The parents of my great-grandfather – Joseph Napolean Wilt – were Israel Isaac Wilt and Christine (or Christena) Nash. I haven’t delved into the Nash family very deeply and wonder if I’ve really scratched the surface. One of my resolutions, posted in I Resolved To . . ., is to pick another branch of my family to research. After all, my grandmother’s middle name was Christena – after her grandmother.
Christena Nash was the daughter of Alexander Nash and Elsie. Elsie’s name has been spelled Elcie, Elsy, and Elsie. Her surname has been listed as Winninger or Winger – and several variations of those names. Christena was born in 1837 in Pennsylvania.

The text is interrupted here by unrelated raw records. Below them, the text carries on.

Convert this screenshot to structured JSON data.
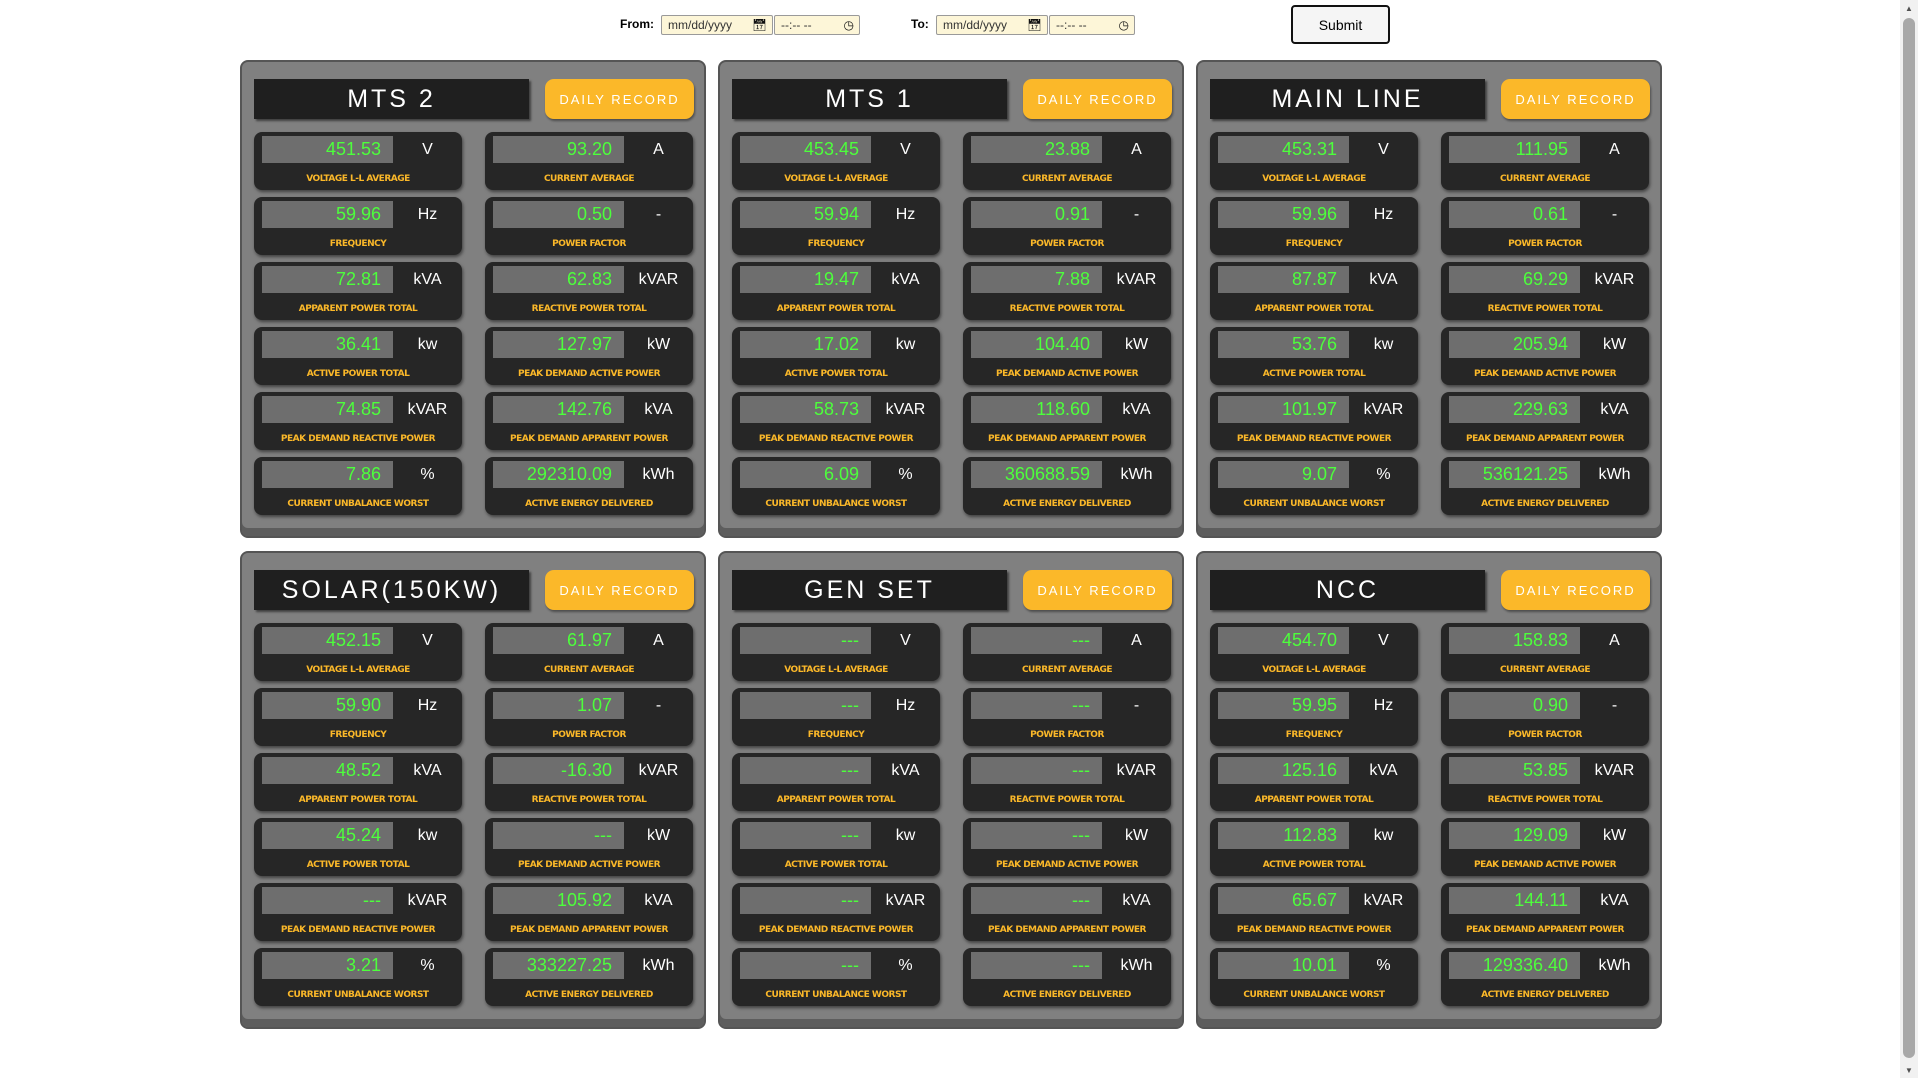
{
  "filter": {
    "from_label": "From:",
    "to_label": "To:",
    "date_placeholder": "mm/dd/yyyy",
    "time_placeholder": "--:-- --",
    "submit_label": "Submit"
  },
  "daily_record_label": "DAILY RECORD",
  "metric_labels": [
    "VOLTAGE L-L AVERAGE",
    "CURRENT AVERAGE",
    "FREQUENCY",
    "POWER FACTOR",
    "APPARENT POWER TOTAL",
    "REACTIVE POWER TOTAL",
    "ACTIVE POWER TOTAL",
    "PEAK DEMAND ACTIVE POWER",
    "PEAK DEMAND REACTIVE POWER",
    "PEAK DEMAND APPARENT POWER",
    "CURRENT UNBALANCE WORST",
    "ACTIVE ENERGY DELIVERED"
  ],
  "metric_units": [
    "V",
    "A",
    "Hz",
    "-",
    "kVA",
    "kVAR",
    "kw",
    "kW",
    "kVAR",
    "kVA",
    "%",
    "kWh"
  ],
  "panels": [
    {
      "title": "MTS 2",
      "values": [
        "451.53",
        "93.20",
        "59.96",
        "0.50",
        "72.81",
        "62.83",
        "36.41",
        "127.97",
        "74.85",
        "142.76",
        "7.86",
        "292310.09"
      ]
    },
    {
      "title": "MTS 1",
      "values": [
        "453.45",
        "23.88",
        "59.94",
        "0.91",
        "19.47",
        "7.88",
        "17.02",
        "104.40",
        "58.73",
        "118.60",
        "6.09",
        "360688.59"
      ]
    },
    {
      "title": "MAIN LINE",
      "values": [
        "453.31",
        "111.95",
        "59.96",
        "0.61",
        "87.87",
        "69.29",
        "53.76",
        "205.94",
        "101.97",
        "229.63",
        "9.07",
        "536121.25"
      ]
    },
    {
      "title": "SOLAR(150KW)",
      "values": [
        "452.15",
        "61.97",
        "59.90",
        "1.07",
        "48.52",
        "-16.30",
        "45.24",
        "---",
        "---",
        "105.92",
        "3.21",
        "333227.25"
      ]
    },
    {
      "title": "GEN SET",
      "values": [
        "---",
        "---",
        "---",
        "---",
        "---",
        "---",
        "---",
        "---",
        "---",
        "---",
        "---",
        "---"
      ]
    },
    {
      "title": "NCC",
      "values": [
        "454.70",
        "158.83",
        "59.95",
        "0.90",
        "125.16",
        "53.85",
        "112.83",
        "129.09",
        "65.67",
        "144.11",
        "10.01",
        "129336.40"
      ]
    }
  ],
  "colors": {
    "accent": "#fbb829",
    "value_text": "#4dff3c",
    "panel_bg": "#808080",
    "tile_bg": "#262626"
  }
}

Alexander Nash was born the end of May in 1808 in Pennsylvania. His parents remain a mystery to me although in the 1880 US Census, Alexander listed his father as born in Maryland and his mother as born in Pennsylvania. A man named Alexander Nash is in the 1840 US Census enumerated in Beaver Township, Green County, Pennsylvania with 1 male age 0-5, 1 male age 30-40, 1 female age under 5, 1 female age 5-10, and 1 female age 20-30. This leads me to believe – although not documented – that Alexander is the older male as he would have been 32 in 1840. Elsy born in mid-July 1813, would have been 27 years old. Their oldest three children are reportedly: Sarah Nash, born in 1829; an unknown son born between 1835-1840; and my 2nd great-grandmother, Christena, born in 1837. I found Sarah’s information through the Henry County Genealogical Society on an index of the Lebanon Baptist Cemetery in Henry County, Indiana. She had died on August 21, 1850 at the age of 20 years, 7 months, and 27 days and was listed as the daughter of Alex and Elsie Nash. Her mother was only 15 when she was born.

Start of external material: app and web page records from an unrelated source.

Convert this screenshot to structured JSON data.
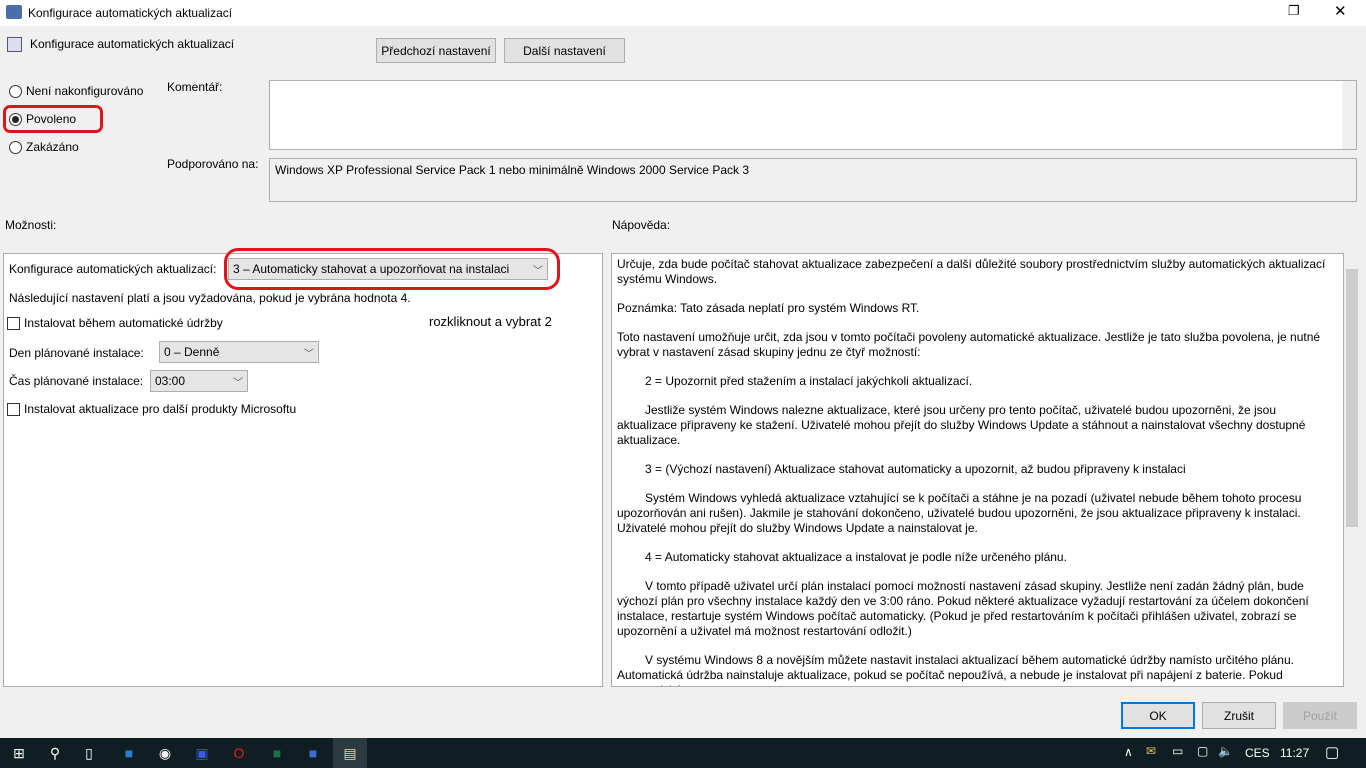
{
  "window": {
    "title": "Konfigurace automatických aktualizací",
    "maximize_icon": "restore-icon",
    "close_icon": "close-icon"
  },
  "header": {
    "policy_name": "Konfigurace automatických aktualizací",
    "prev_button": "Předchozí nastavení",
    "next_button": "Další nastavení"
  },
  "state": {
    "options": [
      "Není nakonfigurováno",
      "Povoleno",
      "Zakázáno"
    ],
    "selected": "Povoleno"
  },
  "comment": {
    "label": "Komentář:",
    "value": ""
  },
  "supported": {
    "label": "Podporováno na:",
    "value": "Windows XP Professional Service Pack 1 nebo minimálně Windows 2000 Service Pack 3"
  },
  "options": {
    "label": "Možnosti:",
    "config_label": "Konfigurace automatických aktualizací:",
    "config_value": "3 – Automaticky stahovat a upozorňovat na instalaci",
    "note": "Následující nastavení platí a jsou vyžadována, pokud je vybrána hodnota 4.",
    "maint_checkbox": "Instalovat během automatické údržby",
    "annotation": "rozkliknout a vybrat 2",
    "day_label": "Den plánované instalace:",
    "day_value": "0 – Denně",
    "time_label": "Čas plánované instalace:",
    "time_value": "03:00",
    "other_checkbox": "Instalovat aktualizace pro další produkty Microsoftu"
  },
  "help": {
    "label": "Nápověda:",
    "paragraphs": [
      "Určuje, zda bude počítač stahovat aktualizace zabezpečení a další důležité soubory prostřednictvím služby automatických aktualizací systému Windows.",
      "Poznámka: Tato zásada neplatí pro systém Windows RT.",
      "Toto nastavení umožňuje určit, zda jsou v tomto počítači povoleny automatické aktualizace. Jestliže je tato služba povolena, je nutné vybrat v nastavení zásad skupiny jednu ze čtyř možností:",
      "2 = Upozornit před stažením a instalací jakýchkoli aktualizací.",
      "Jestliže systém Windows nalezne aktualizace, které jsou určeny pro tento počítač, uživatelé budou upozorněni, že jsou aktualizace připraveny ke stažení. Uživatelé mohou přejít do služby Windows Update a stáhnout a nainstalovat všechny dostupné aktualizace.",
      "3 = (Výchozí nastavení) Aktualizace stahovat automaticky a upozornit, až budou připraveny k instalaci",
      "Systém Windows vyhledá aktualizace vztahující se k počítači a stáhne je na pozadí (uživatel nebude během tohoto procesu upozorňován ani rušen). Jakmile je stahování dokončeno, uživatelé budou upozorněni, že jsou aktualizace připraveny k instalaci. Uživatelé mohou přejít do služby Windows Update a nainstalovat je.",
      "4 = Automaticky stahovat aktualizace a instalovat je podle níže určeného plánu.",
      "V tomto případě uživatel určí plán instalací pomocí možností nastavení zásad skupiny. Jestliže není zadán žádný plán, bude výchozí plán pro všechny instalace každý den ve 3:00 ráno. Pokud některé aktualizace vyžadují restartování za účelem dokončení instalace, restartuje systém Windows počítač automaticky. (Pokud je před restartováním k počítači přihlášen uživatel, zobrazí se upozornění a uživatel má možnost restartování odložit.)",
      "V systému Windows 8 a novějším můžete nastavit instalaci aktualizací během automatické údržby namísto určitého plánu. Automatická údržba nainstaluje aktualizace, pokud se počítač nepoužívá, a nebude je instalovat při napájení z baterie. Pokud automatická"
    ]
  },
  "footer": {
    "ok": "OK",
    "cancel": "Zrušit",
    "apply": "Použít"
  },
  "taskbar": {
    "apps": [
      "start-icon",
      "search-icon",
      "task-view-icon",
      "outlook-icon",
      "app-icon",
      "save-icon",
      "opera-icon",
      "excel-icon",
      "powershell-icon",
      "notepad-icon"
    ],
    "language": "CES",
    "time": "11:27"
  },
  "colors": {
    "annotation": "#e0141e",
    "accent": "#0078d7"
  }
}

Alexander and Elsy were enumerated on the 1850 US Census in Prairie Township, Henry County, Indiana. His age was listed as 42 and her age as 38. Children in the household included: “Christy Ann” (Christena), Sarah, Alexander, Catherine, and Nancy and Elsy (appearing to be twins). If the young male enumerated in the 1840 Census had been their son, he had died prior to the 1850 Census. Sometime between the two censuses, the family had moved from Pennyslvania to Indiana. As the younget girls, Nancy and Elsy, were listed as born in Pennsylvania and were age 4 in 1850 – their move to Indiana had been recent.

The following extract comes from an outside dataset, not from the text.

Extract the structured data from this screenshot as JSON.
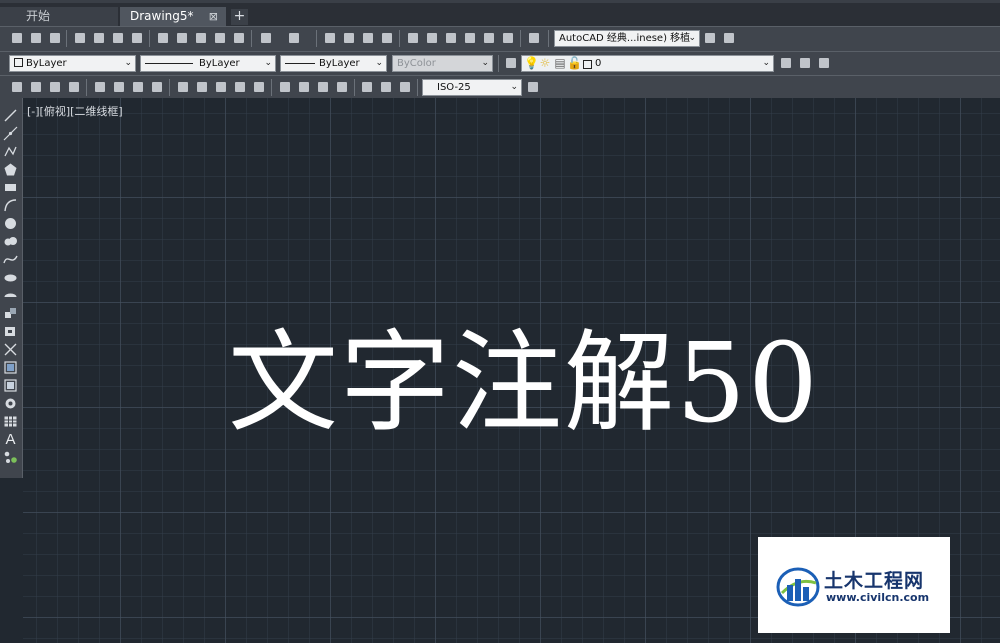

The 1860 US Census shows the family living in the same place. Even though Sarah was to have died in 1850, there is a Sarah still enumerated with the family – something further to be researched. One thought is that she actually died in 1860 and the indexer either made a typo when putting the date online or couldn’t read the headstone. That would also mean that there was an unknown daughter in the 1840 census and Sarah was actually born in 1839 and Elsie hadn’t been as young as if Sarah was born in 1829. It might also explain why the family didn’t show up in the 1830 Census – they might not have been married yet and still residing with their respective families. Children, besides Sarah, included in the 1860 Census include Alexander, Catherine, Nancy, Elsy, and Mary.
Alexander died on April 14, 1883 and Elsie died on May 3, 1890. They are both buried in the Lebanon Baptist Cemetery. They had a son, Wilmot Nash, born on April 9, 1848 who died at age 2 on June 11, 1850. He is buried close to them. Their daughter, Christena, also died before they did – on August 18, 1876.
Further research will include the 1870 and 1880 US Census records for Alexander and Elsie; Indiana marriage records on their children; headstone transcriptions; other Indiana county records; and looking into Nash families in the Beaver Twp and Green County areas of Pennsylvania.